As everyone knows (or should know), Bolton Wanderers are in quite a cash crunch, facing some £136 million in debt as of their last financial report (November, 2012). In that report, the club listed a massive £48,385,000 wage bill for the 2011/12 season. That number has since dropped dramatically with Phil Gartside saying on multiple occasions that it had been halved with the likes of Ivan Klasnic and Nigel Reo-Coker leaving after relegation. In addition to that, Wanderers have sold or released some of their highest-earning players over the summer with Sam Ricketts, Martin Petrov, Kevin Davies, and Marcos Alonso finding pastures new.
Many forget that Stu Holden was a trialist at Bolton Wanderers (and Burnley before that) prior to Owen Coyle signing him until the end of the 2009/2010 season. The following September, after recovering from the De Jong leg break, Wanderers announced that Holden had signed a new three year deal, based on the manager's faith, keeping him at the club until the summer of 2013.
It was in the first year of that contract handed to Holden on faith alone that Wanderers fans saw the best of Holden. In the 2010/11 season, it was Bolton pushing for a spot in Europe and it was Stu Holden leading the charge in midfield, establishing him as one of the Premier League's best tacklers. Despite missing the last two months of the season, Holden had one of the highest tackle totals in the Premier League and surpassed that of Fabrice Muamba's, who had made 36 appearances that season, ten more than Stu. It was that ability that left everyone cheering for Holden.
That deal ran out in June but not before Dougie Freedman had offered the player a further year after a promising comeback with a few appearances for Bolton, five for Sheffield Wednesday, and eight for the United States Men's National Team all in the last few months of the 2012/13 campaign and following summer.
The American's wages are easily more than the $34,728.75 that he made per year in Major League Soccer but they will not have been anywhere near the level of some of the club's highest earners. It begs the question of just how much of an impact Holden's wages really have on an already relatively high wage bill. The player will not be earning nearly as much as people think he is.
Footballers injured in the line of international duty is a pretty common occurrence and as such, many national federations like the Football Association carry personal injury insurance on their players. Holden, hurt playing for the United States Soccer Federation could be covered by such a policy (waiting for confirmation of the fact in the case of the US) which would alleviate much of the financial burden on Bolton.
Then, we get to the injuries.

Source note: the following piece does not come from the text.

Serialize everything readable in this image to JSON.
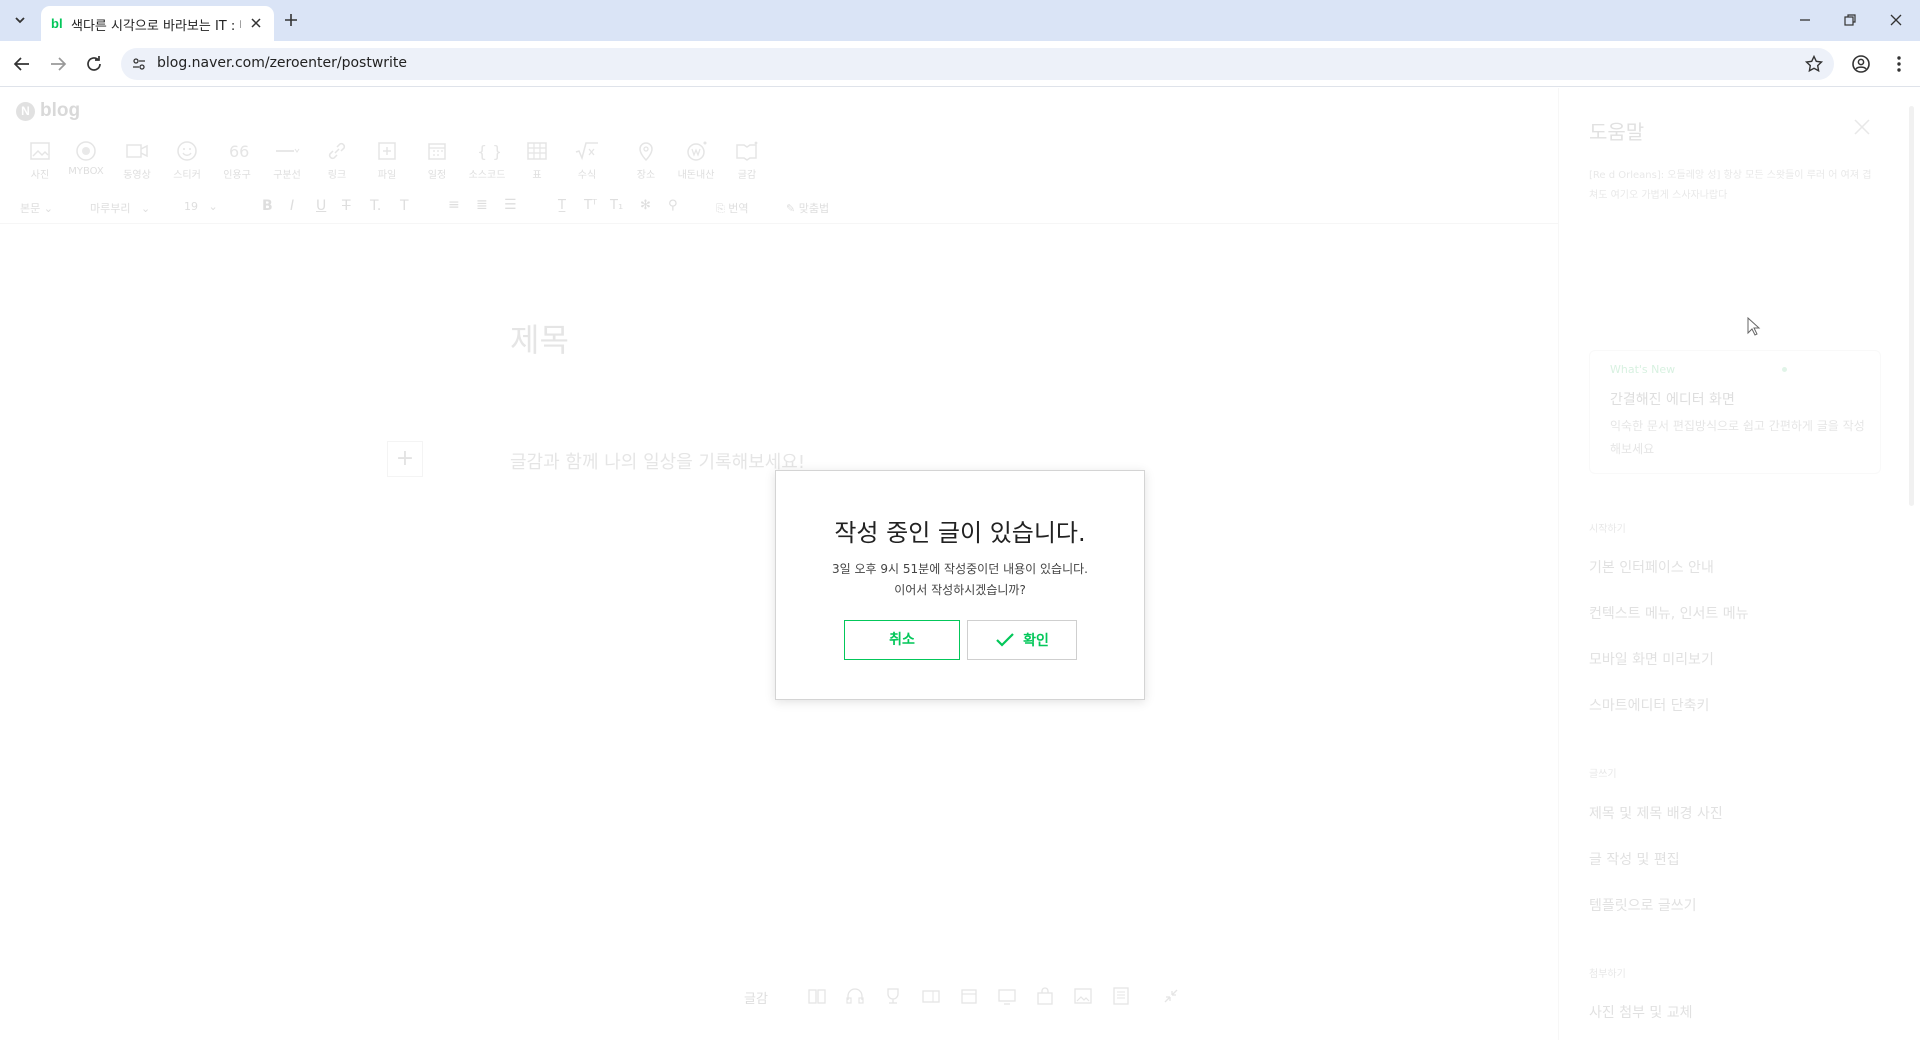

Stu Holden has had enough injuries in his relatively short career to last a lifetime already. In 2005, after signing with Sunderland, Holden's eye socket was fractured outside of a bar in Newcastle during an attack. In 2010, Nigel De Jong broke Stu's right leg. In 2011, Jonny Evans' studs caused ligament, bone, and cartilage damage to Holden's left knee. Against Panama last Sunday, Holden tore the anterior cruciate ligament in his right knee. A torn ligament isn't as severe as a ruptured ligament and gives hope that Stu can see a fair bit of game time in the 2013/14 Championship season.
This is a player that has shown an incredible amount of resilience in the face of adversity over the last eight years and he has already made a promise to come back stronger. Instead of completely writing the player off, especially as he is under contract and Wanderers aren't offering anything new just yet, let the man fight to get back.